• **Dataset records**

----

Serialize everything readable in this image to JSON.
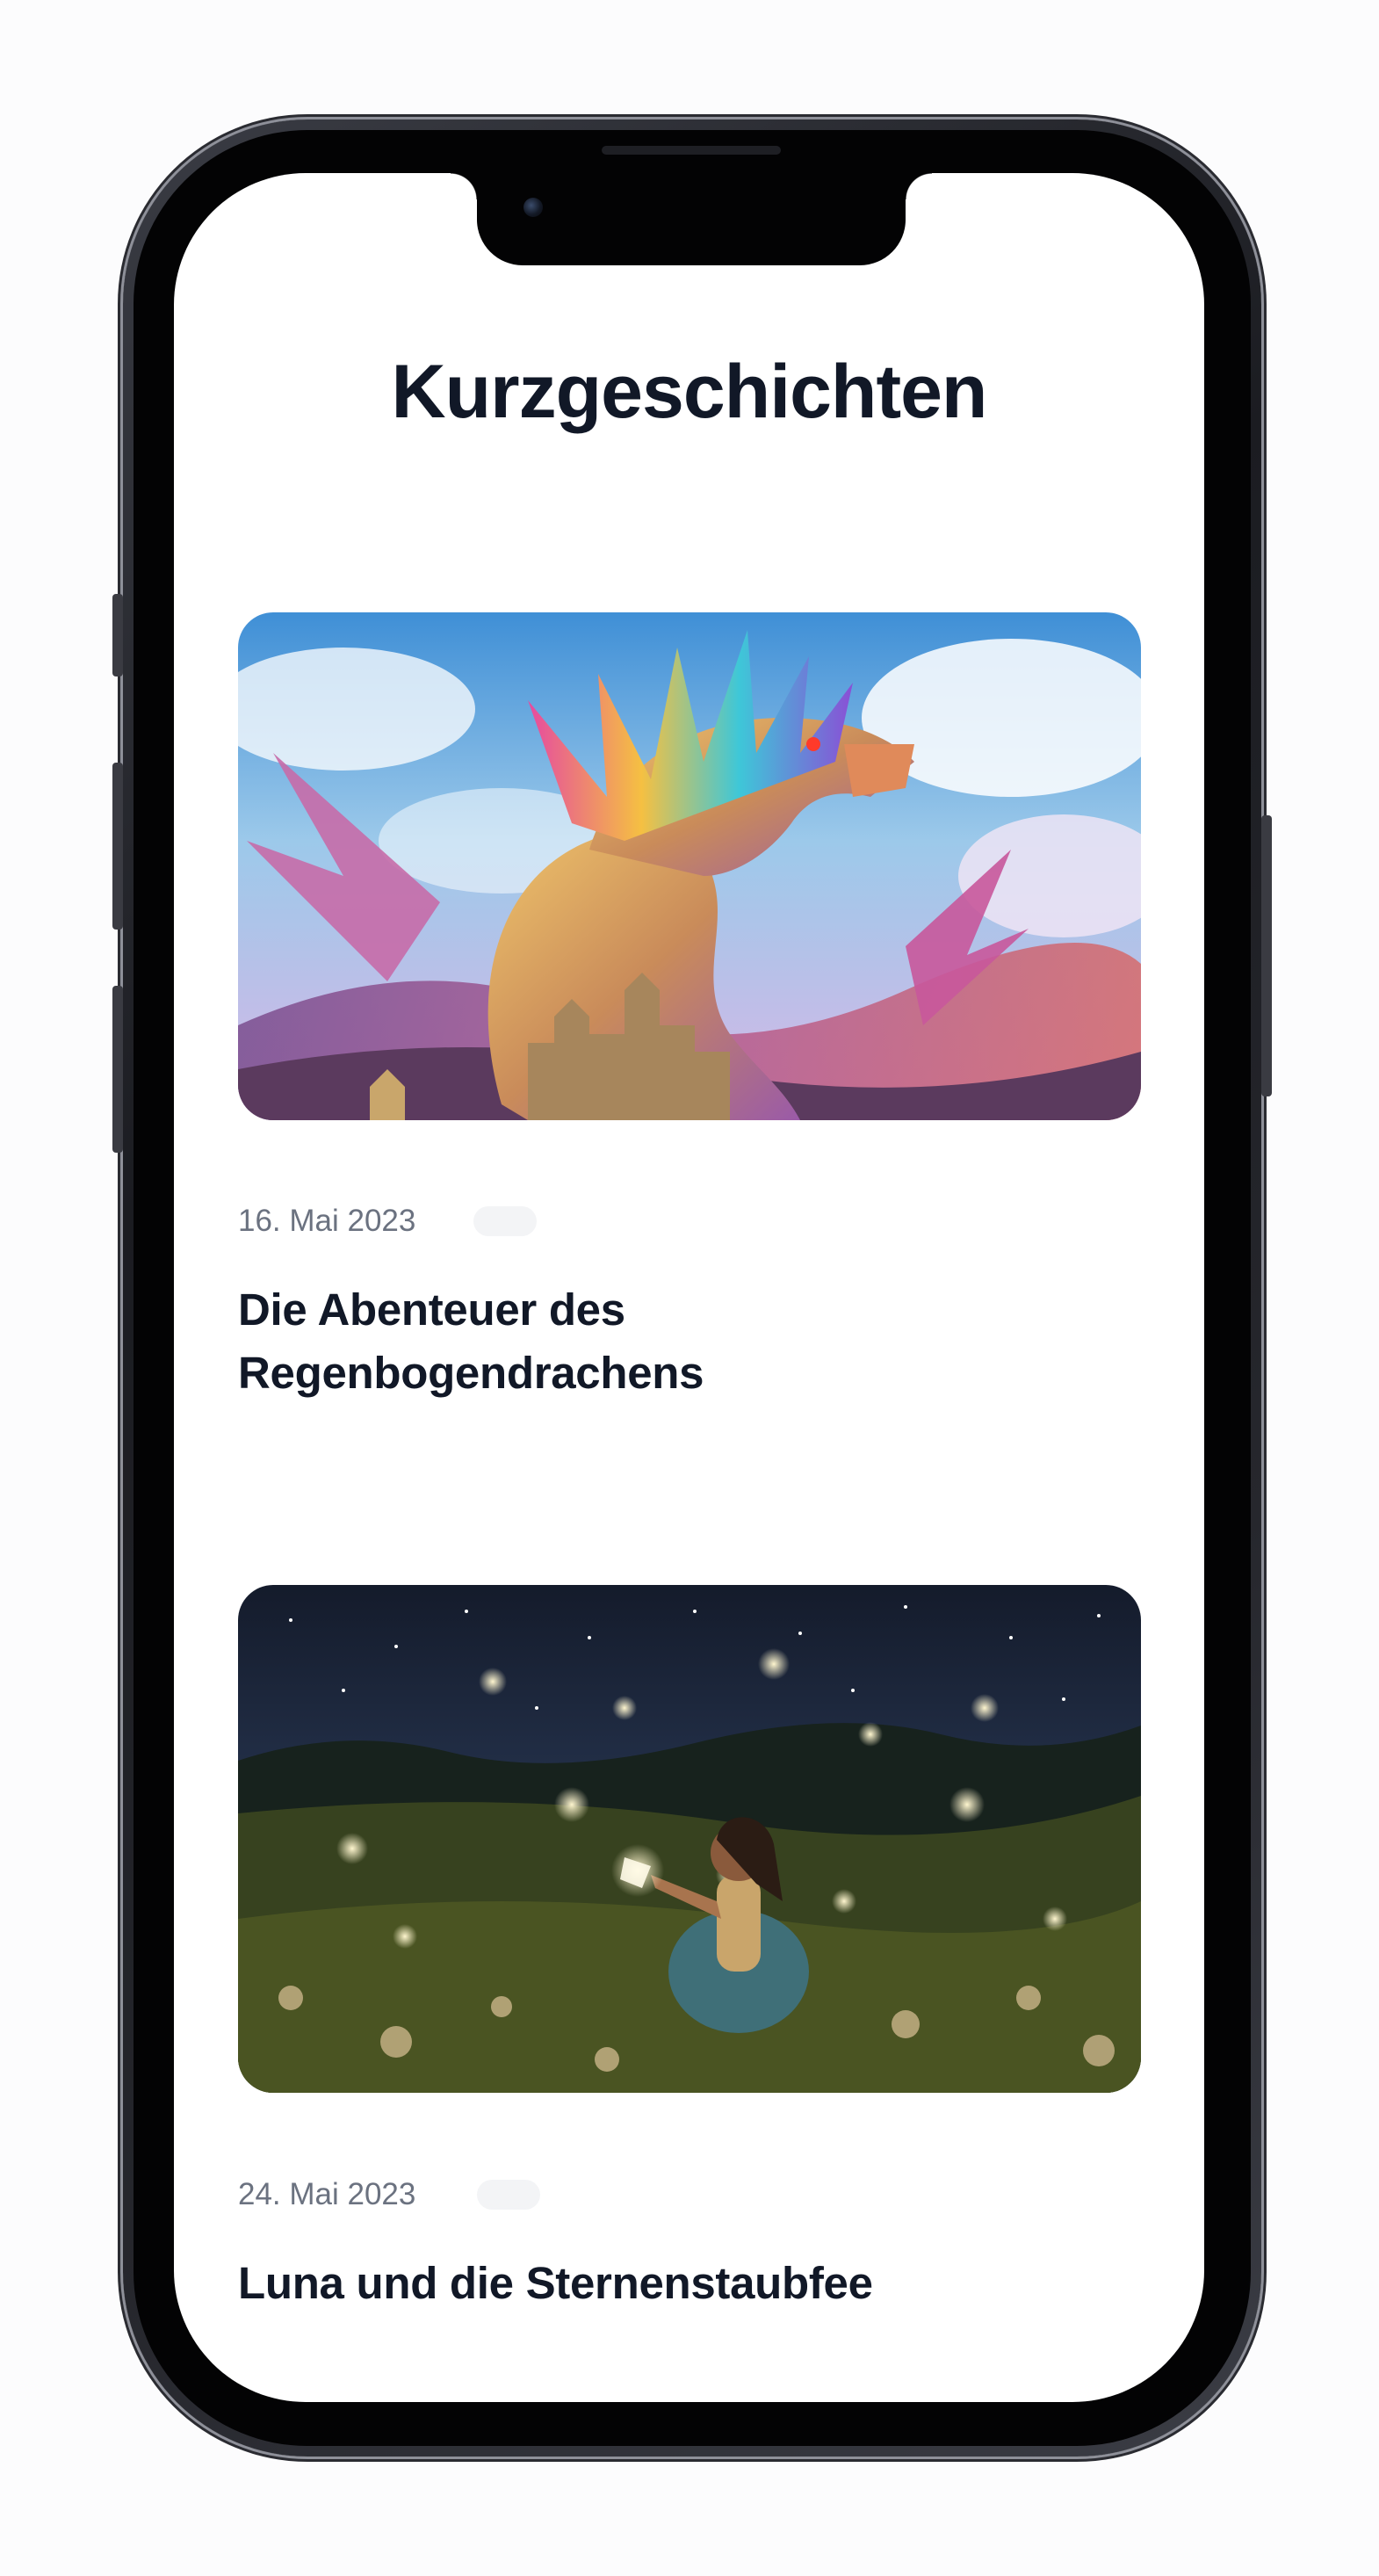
{
  "page": {
    "title": "Kurzgeschichten"
  },
  "stories": [
    {
      "date": "16. Mai 2023",
      "title": "Die Abenteuer des Regenbogendrachens",
      "image": "rainbow-dragon-illustration"
    },
    {
      "date": "24. Mai 2023",
      "title": "Luna und die Sternenstaubfee",
      "image": "girl-with-glowing-butterflies-illustration"
    }
  ],
  "colors": {
    "title": "#111827",
    "date": "#6b7280",
    "tag": "#f3f4f6",
    "background": "#ffffff"
  }
}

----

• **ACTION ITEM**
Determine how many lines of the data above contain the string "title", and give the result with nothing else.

• **WRITTEN REPLY**
4